Contrary to this analysis of Rule 12 is Phillips v. Baker, 9 Cir.1941, 121 F.2d 752, holding that after the defendant moved for a bill of particulars, a motion also covered by Rule 12, he can raise a venue objection in the answer. The court stated that to deny a defendant the right to raise in the answer objections and defenses which he could raise by motion, but did not join with the motion for a bill of particulars, would be to give subdivision (h) ‘ a narrow, rigid, and illiberal construction, which frequently would result in injustice and which in this case would deprive defendants of a valuable right.’ 121 F.2d at page 755. The court therefore held in effect that the phrase in subdivision (h), ‘ if he has made no motion,’ does not indicate an intention on the part of the framers of the rule that a defendant can raise dilatory matter in the answer only if he has made no prior motion under the rule. The effect of this commendable desire to interpret the Rules of Civil Procedure liberally and to protect the rights of the defendant is, however, to ignore the rights of the plaintiff— by subjecting him to the additional expense and effort, which may be considerable, of a bill of particulars, and later allowing the defendant to raise dilatory matter which was available to him at the threshold of his pleading and should have been raised then; and to inject a different type of formalism into the rules— by allowing dilatory matter, which can no longer be raised by motion because it was not joined with the first motion, to be made by another type of pleading called the answer. For the reasons already given, I do not think this result is desirable or required by the rules.
Phillips v. Baker is the only case cited by the defendant in support of his motion, and is the leading, if not only, authority on this point. See 5 F.R.D. 339, note 24 at page 344. In Johnson v. Joseph Schlitz Brewing Co., D.C.E.D.Tenn.1940, 33 F.Supp. 176, the statement that, after a motion for a bill of particulars has been made, the defendant can raise the question of jurisdiction of the person in the answer, is dictum, since the defendant's motion questioning personal jurisdiction was filed at the same time as his motion for a bill of particulars. In Martin v. Lain Oil & Gas Co., D.C.E.D.Ill.1941, 36 F.Supp. 252, the objection to venue was made part of the original motion to dismiss by a timely amendment made before the motion was taken by the court. The court said (at page 255); ‘ The spirit of Rule 12 * * * is opposed to the technical waiver of claimed jurisdictional and procedural rights, including venue, by omission from the motion as originally filed so long as they are thereafter made part of the motion by leave of court and the entire motion is presented to the court in due time under said Rule 12(b).’ (Emphasis added.)
I conclude, therefore, that at this stage of the pleadings the defendant must be deemed to have waived his objections to service of process, and that this dilatory defense cannot now be raised by motion or in the answer.
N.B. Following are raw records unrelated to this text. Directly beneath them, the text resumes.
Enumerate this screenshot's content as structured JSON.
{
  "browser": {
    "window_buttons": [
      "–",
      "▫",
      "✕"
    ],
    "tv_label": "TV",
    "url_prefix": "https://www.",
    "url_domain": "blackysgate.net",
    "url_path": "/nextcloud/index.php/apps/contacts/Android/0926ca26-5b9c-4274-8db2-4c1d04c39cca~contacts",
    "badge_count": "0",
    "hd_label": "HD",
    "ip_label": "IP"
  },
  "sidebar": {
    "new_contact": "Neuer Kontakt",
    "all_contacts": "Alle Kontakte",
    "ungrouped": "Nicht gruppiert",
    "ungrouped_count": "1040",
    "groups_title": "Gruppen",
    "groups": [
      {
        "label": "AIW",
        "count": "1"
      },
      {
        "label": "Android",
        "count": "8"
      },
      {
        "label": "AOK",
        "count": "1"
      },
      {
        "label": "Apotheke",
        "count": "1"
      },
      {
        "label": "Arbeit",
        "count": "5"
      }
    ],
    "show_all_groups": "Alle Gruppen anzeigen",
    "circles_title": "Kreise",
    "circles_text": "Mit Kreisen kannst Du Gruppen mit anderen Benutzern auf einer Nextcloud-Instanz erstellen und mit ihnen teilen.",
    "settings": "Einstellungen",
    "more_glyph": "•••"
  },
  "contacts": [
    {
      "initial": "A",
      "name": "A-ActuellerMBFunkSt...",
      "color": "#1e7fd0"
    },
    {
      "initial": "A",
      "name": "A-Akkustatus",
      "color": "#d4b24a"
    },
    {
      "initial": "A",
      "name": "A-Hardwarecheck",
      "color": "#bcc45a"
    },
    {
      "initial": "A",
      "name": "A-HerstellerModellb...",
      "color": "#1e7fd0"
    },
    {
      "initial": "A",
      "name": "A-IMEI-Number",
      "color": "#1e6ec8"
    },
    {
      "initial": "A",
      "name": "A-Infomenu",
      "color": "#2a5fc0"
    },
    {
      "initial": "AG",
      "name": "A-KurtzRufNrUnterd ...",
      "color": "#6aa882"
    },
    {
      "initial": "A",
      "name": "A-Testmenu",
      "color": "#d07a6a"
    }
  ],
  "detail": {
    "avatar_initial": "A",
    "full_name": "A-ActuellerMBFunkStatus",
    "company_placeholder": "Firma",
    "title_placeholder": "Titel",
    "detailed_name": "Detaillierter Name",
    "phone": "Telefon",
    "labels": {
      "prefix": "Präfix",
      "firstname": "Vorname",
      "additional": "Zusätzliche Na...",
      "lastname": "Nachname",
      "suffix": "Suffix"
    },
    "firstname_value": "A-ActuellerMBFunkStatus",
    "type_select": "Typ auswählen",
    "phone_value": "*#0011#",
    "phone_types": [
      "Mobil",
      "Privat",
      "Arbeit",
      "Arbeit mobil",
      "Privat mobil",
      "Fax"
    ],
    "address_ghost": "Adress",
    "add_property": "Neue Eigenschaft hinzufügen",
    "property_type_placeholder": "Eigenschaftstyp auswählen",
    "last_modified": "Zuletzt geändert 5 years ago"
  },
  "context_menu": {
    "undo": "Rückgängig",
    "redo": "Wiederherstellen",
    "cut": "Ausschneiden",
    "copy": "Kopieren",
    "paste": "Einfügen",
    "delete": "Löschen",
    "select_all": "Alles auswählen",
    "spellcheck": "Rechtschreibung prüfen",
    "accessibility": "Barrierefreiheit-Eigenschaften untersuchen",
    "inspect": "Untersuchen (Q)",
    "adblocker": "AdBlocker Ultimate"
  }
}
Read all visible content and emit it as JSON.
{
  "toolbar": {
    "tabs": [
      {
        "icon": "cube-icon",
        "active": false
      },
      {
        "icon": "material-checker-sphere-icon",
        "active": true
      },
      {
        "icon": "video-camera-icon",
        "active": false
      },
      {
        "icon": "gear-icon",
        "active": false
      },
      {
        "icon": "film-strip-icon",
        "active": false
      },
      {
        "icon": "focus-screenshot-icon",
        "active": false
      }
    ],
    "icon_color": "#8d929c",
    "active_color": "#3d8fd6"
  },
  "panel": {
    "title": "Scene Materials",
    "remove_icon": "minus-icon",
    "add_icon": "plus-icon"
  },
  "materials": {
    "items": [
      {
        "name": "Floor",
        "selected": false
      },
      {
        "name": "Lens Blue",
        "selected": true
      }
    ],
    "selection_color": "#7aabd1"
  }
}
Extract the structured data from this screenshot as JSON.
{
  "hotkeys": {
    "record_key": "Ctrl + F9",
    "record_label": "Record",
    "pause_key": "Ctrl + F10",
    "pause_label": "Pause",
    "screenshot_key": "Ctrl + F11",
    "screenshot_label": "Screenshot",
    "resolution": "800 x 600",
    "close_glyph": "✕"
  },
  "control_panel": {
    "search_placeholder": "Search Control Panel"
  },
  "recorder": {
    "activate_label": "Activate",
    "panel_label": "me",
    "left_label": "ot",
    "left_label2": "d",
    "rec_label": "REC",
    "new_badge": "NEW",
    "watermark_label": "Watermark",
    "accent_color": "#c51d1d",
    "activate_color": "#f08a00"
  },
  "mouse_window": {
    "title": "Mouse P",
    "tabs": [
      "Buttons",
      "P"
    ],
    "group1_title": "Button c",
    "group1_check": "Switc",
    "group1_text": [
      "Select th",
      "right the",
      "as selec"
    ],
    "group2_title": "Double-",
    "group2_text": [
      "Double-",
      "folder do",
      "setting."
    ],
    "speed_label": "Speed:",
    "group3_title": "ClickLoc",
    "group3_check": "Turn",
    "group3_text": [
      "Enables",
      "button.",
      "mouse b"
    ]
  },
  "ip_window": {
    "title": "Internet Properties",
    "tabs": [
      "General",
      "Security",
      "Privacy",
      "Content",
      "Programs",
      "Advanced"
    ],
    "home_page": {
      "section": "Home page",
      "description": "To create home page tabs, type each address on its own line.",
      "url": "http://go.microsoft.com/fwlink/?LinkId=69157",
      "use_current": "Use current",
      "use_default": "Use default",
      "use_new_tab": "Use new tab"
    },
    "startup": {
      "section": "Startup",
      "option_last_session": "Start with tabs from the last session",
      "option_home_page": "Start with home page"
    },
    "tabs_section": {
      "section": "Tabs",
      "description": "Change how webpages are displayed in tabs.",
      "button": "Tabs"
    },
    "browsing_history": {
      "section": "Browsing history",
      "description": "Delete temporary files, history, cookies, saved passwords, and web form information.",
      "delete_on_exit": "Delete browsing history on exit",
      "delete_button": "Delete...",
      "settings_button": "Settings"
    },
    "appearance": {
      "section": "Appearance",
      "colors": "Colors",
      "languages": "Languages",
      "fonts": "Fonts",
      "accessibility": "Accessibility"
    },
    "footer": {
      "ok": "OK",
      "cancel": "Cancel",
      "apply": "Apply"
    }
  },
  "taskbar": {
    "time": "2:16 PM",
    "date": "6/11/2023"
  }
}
The defendant is directed to answer the complaint within 20 days.